== EXERCISE GOAL ==
Return each record unchanged and drop the images.

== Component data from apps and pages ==
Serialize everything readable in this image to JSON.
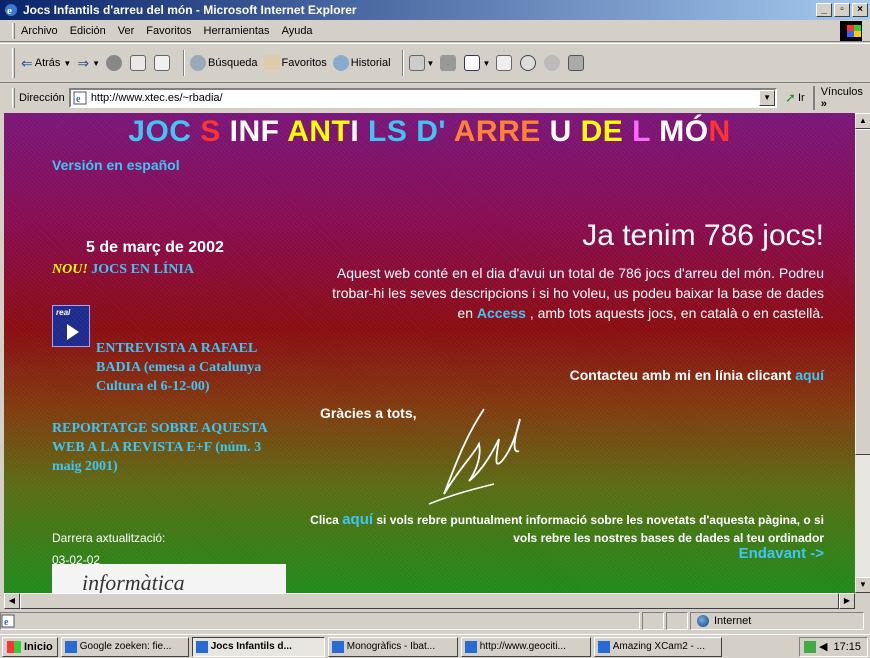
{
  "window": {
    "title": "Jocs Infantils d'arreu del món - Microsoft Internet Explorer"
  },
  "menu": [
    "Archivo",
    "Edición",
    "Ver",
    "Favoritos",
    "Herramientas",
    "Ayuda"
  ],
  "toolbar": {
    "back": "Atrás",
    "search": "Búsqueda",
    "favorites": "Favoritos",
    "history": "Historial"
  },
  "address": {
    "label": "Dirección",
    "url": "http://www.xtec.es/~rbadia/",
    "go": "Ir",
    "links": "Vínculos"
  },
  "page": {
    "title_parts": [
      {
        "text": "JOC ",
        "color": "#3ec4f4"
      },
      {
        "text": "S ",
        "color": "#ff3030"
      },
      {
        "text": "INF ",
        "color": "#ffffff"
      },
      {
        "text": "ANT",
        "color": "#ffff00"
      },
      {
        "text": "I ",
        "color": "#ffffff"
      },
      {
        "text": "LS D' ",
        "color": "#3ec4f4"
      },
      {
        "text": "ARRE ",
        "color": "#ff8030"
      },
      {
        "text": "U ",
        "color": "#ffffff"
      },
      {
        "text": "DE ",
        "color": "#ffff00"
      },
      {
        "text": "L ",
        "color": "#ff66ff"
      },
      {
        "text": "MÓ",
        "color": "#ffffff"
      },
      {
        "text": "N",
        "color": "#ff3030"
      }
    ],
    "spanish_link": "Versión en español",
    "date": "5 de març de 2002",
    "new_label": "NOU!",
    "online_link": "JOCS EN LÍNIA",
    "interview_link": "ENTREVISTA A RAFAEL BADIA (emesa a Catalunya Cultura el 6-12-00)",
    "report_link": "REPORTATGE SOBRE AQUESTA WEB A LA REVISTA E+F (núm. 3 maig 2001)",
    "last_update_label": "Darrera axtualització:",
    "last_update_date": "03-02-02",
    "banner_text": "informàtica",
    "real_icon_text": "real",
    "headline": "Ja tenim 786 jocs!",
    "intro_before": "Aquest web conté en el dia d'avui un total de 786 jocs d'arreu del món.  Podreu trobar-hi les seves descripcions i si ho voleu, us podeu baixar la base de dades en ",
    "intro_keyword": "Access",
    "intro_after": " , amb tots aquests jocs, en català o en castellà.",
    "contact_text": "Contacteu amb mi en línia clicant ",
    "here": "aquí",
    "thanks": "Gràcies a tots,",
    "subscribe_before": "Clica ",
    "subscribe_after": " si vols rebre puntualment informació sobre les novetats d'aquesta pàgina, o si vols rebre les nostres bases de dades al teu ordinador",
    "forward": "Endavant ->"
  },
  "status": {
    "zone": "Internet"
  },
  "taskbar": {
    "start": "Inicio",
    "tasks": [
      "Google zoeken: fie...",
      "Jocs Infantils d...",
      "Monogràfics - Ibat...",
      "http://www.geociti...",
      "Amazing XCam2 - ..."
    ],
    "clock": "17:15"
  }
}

== OUTPUT OF THE TASK ==
Serialize everything readable in this image to JSON.
{
  "window": {
    "title": "Jocs Infantils d'arreu del món - Microsoft Internet Explorer"
  },
  "menu": [
    "Archivo",
    "Edición",
    "Ver",
    "Favoritos",
    "Herramientas",
    "Ayuda"
  ],
  "toolbar": {
    "back": "Atrás",
    "search": "Búsqueda",
    "favorites": "Favoritos",
    "history": "Historial"
  },
  "address": {
    "label": "Dirección",
    "url": "http://www.xtec.es/~rbadia/",
    "go": "Ir",
    "links": "Vínculos"
  },
  "page": {
    "title_parts": [
      {
        "text": "JOC ",
        "color": "#3ec4f4"
      },
      {
        "text": "S ",
        "color": "#ff3030"
      },
      {
        "text": "INF ",
        "color": "#ffffff"
      },
      {
        "text": "ANT",
        "color": "#ffff00"
      },
      {
        "text": "I ",
        "color": "#ffffff"
      },
      {
        "text": "LS D' ",
        "color": "#3ec4f4"
      },
      {
        "text": "ARRE ",
        "color": "#ff8030"
      },
      {
        "text": "U ",
        "color": "#ffffff"
      },
      {
        "text": "DE ",
        "color": "#ffff00"
      },
      {
        "text": "L ",
        "color": "#ff66ff"
      },
      {
        "text": "MÓ",
        "color": "#ffffff"
      },
      {
        "text": "N",
        "color": "#ff3030"
      }
    ],
    "spanish_link": "Versión en español",
    "date": "5 de març de 2002",
    "new_label": "NOU!",
    "online_link": "JOCS EN LÍNIA",
    "interview_link": "ENTREVISTA A RAFAEL BADIA (emesa a Catalunya Cultura el 6-12-00)",
    "report_link": "REPORTATGE SOBRE AQUESTA WEB A LA REVISTA E+F (núm. 3 maig 2001)",
    "last_update_label": "Darrera axtualització:",
    "last_update_date": "03-02-02",
    "banner_text": "informàtica",
    "real_icon_text": "real",
    "headline": "Ja tenim 786 jocs!",
    "intro_before": "Aquest web conté en el dia d'avui un total de 786 jocs d'arreu del món.  Podreu trobar-hi les seves descripcions i si ho voleu, us podeu baixar la base de dades en ",
    "intro_keyword": "Access",
    "intro_after": " , amb tots aquests jocs, en català o en castellà.",
    "contact_text": "Contacteu amb mi en línia clicant ",
    "here": "aquí",
    "thanks": "Gràcies a tots,",
    "subscribe_before": "Clica ",
    "subscribe_after": " si vols rebre puntualment informació sobre les novetats d'aquesta pàgina, o si vols rebre les nostres bases de dades al teu ordinador",
    "forward": "Endavant ->"
  },
  "status": {
    "zone": "Internet"
  },
  "taskbar": {
    "start": "Inicio",
    "tasks": [
      "Google zoeken: fie...",
      "Jocs Infantils d...",
      "Monogràfics - Ibat...",
      "http://www.geociti...",
      "Amazing XCam2 - ..."
    ],
    "clock": "17:15"
  }
}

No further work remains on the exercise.